Saturday 29 June
Though staid on the outside, the Bilbao Museum of Fine Arts
delivered where the Guggenheim didn’t. All subjective, I know.
The Museum had asked an author, Kirmen Uribe, to curate an exhibition of thirty-one rooms, one for each letter of the alphabet, including five Basque. He assigned each letter a theme, Art, Bilbao, Citizen and so on, then picked pieces – paintings, sculpture, film – to reflect the theme. From prehistory to contemporary art, it worked a treat.
‘Life’ contained this cheeky piece,
by Jaques Lipchitz, overseen,
by this Francis Bacon.
You get the idea. There were other exhibitions of two Spanish artists which I enjoyed, plus guest pieces hanging around,
these by Juan Muñoz,
and this ‘Suicide’ by Andrés Nagel.
After the gallery, I headed for the old town,
its narrow streets quiet in places but busier elsewhere.
I ate lunch across the Ria, the Bilbao Estuary, from the Guggenheim,
photogenic as it is.
Bilbao lies in a steep sided valley and, for this, is known as el botxo, the hole. Crossing the Ria are many bridges, both road and pedestrian, and as roads reach for the areas up the hills, they cross roads following the estuary, and are in turn crossed by bridges, spiralling walkways, or have the tram subway or pedestrian underpasses running underneath. I’ve never seen a city so difficult to negotiate on so many levels, often operating as one way streets. It has made exploring ‘interesting’.

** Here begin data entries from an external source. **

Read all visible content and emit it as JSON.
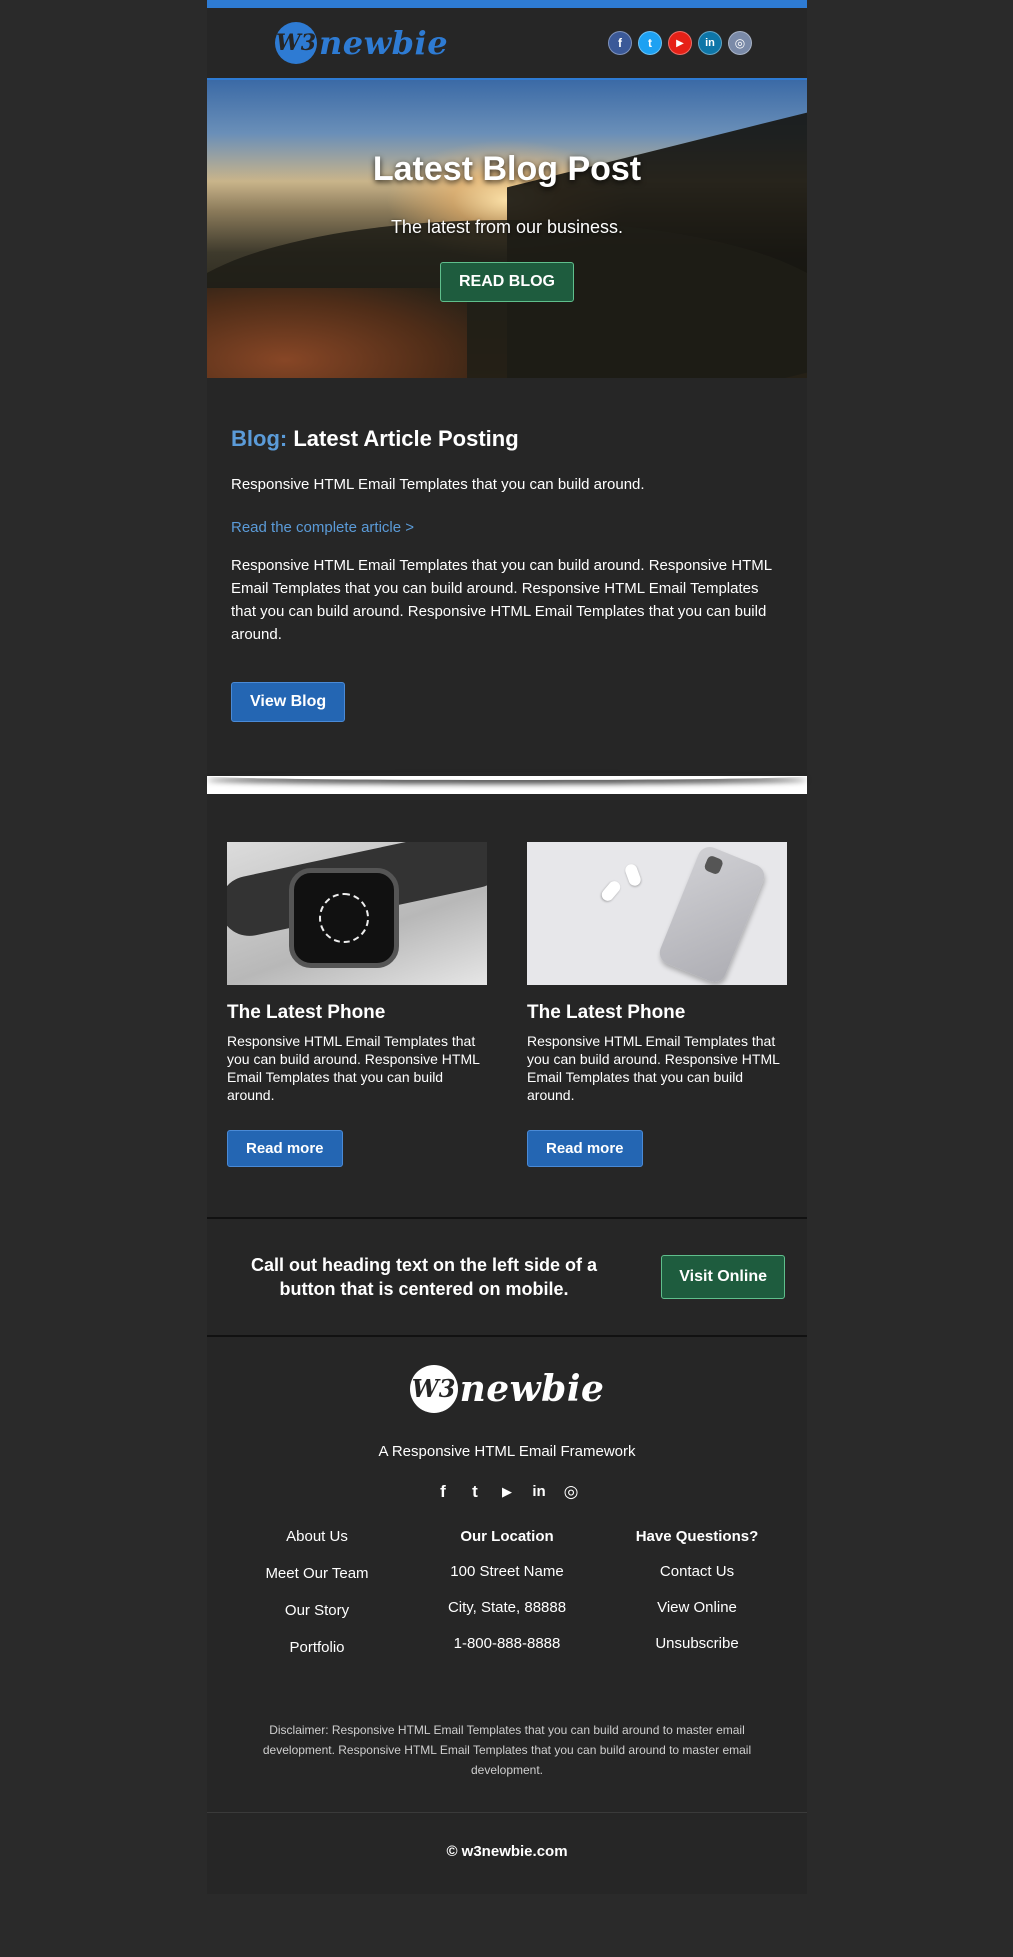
{
  "header": {
    "logo_mark": "W3",
    "logo_word": "newbie",
    "social": [
      {
        "icon": "facebook-icon",
        "glyph": "f",
        "color": "#3b5998"
      },
      {
        "icon": "twitter-icon",
        "glyph": "t",
        "color": "#1da1f2"
      },
      {
        "icon": "youtube-icon",
        "glyph": "▶",
        "color": "#e62117"
      },
      {
        "icon": "linkedin-icon",
        "glyph": "in",
        "color": "#0e76a8"
      },
      {
        "icon": "instagram-icon",
        "glyph": "◎",
        "color": "#7a8aa8"
      }
    ]
  },
  "hero": {
    "title": "Latest Blog Post",
    "subtitle": "The latest from our business.",
    "button": "READ BLOG"
  },
  "blog": {
    "accent": "Blog:",
    "title": "Latest Article Posting",
    "intro": "Responsive HTML Email Templates that you can build around.",
    "link": "Read the complete article >",
    "body": "Responsive HTML Email Templates that you can build around. Responsive HTML Email Templates that you can build around. Responsive HTML Email Templates that you can build around. Responsive HTML Email Templates that you can build around.",
    "button": "View Blog"
  },
  "products": [
    {
      "title": "The Latest Phone",
      "text": "Responsive HTML Email Templates that you can build around. Responsive HTML Email Templates that you can build around.",
      "button": "Read more"
    },
    {
      "title": "The Latest Phone",
      "text": "Responsive HTML Email Templates that you can build around. Responsive HTML Email Templates that you can build around.",
      "button": "Read more"
    }
  ],
  "callout": {
    "text": "Call out heading text on the left side of a button that is centered on mobile.",
    "button": "Visit Online"
  },
  "footer": {
    "logo_mark": "W3",
    "logo_word": "newbie",
    "tagline": "A Responsive HTML Email Framework",
    "social_glyphs": {
      "facebook": "f",
      "twitter": "t",
      "youtube": "▶",
      "linkedin": "in",
      "instagram": "◎"
    },
    "col_left": [
      "About Us",
      "Meet Our Team",
      "Our Story",
      "Portfolio"
    ],
    "col_mid": {
      "head": "Our Location",
      "items": [
        "100 Street Name",
        "City, State, 88888",
        "1-800-888-8888"
      ]
    },
    "col_right": {
      "head": "Have Questions?",
      "items": [
        "Contact Us",
        "View Online",
        "Unsubscribe"
      ]
    },
    "disclaimer": "Disclaimer: Responsive HTML Email Templates that you can build around to master email development. Responsive HTML Email Templates that you can build around to master email development.",
    "copyright": "© w3newbie.com"
  },
  "colors": {
    "accent_blue": "#2e7bd3",
    "link_blue": "#5b9bd8",
    "button_blue": "#2466b3",
    "button_green": "#1e5c3e",
    "background": "#2a2a2a",
    "panel": "#262626"
  }
}
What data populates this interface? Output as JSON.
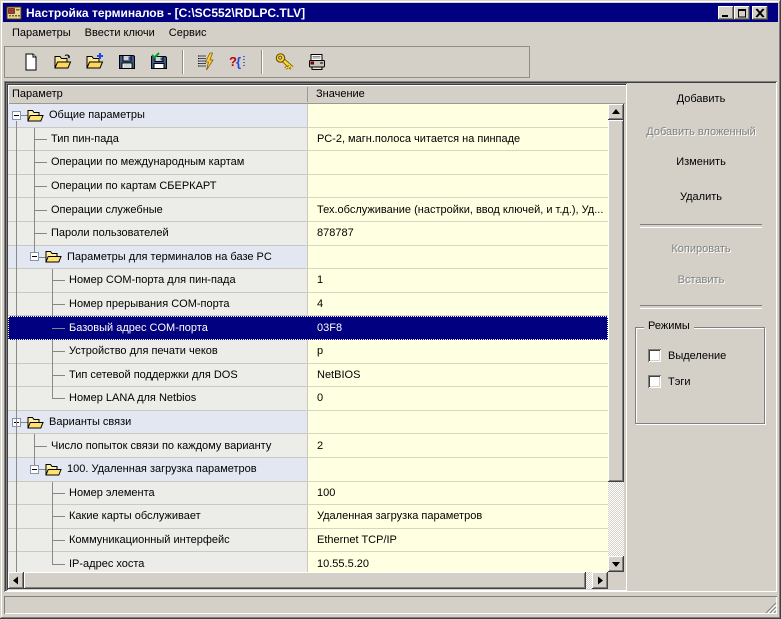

Bilbao is messy, but its layered history, parks, waterside walks and prominent culture reward the effort.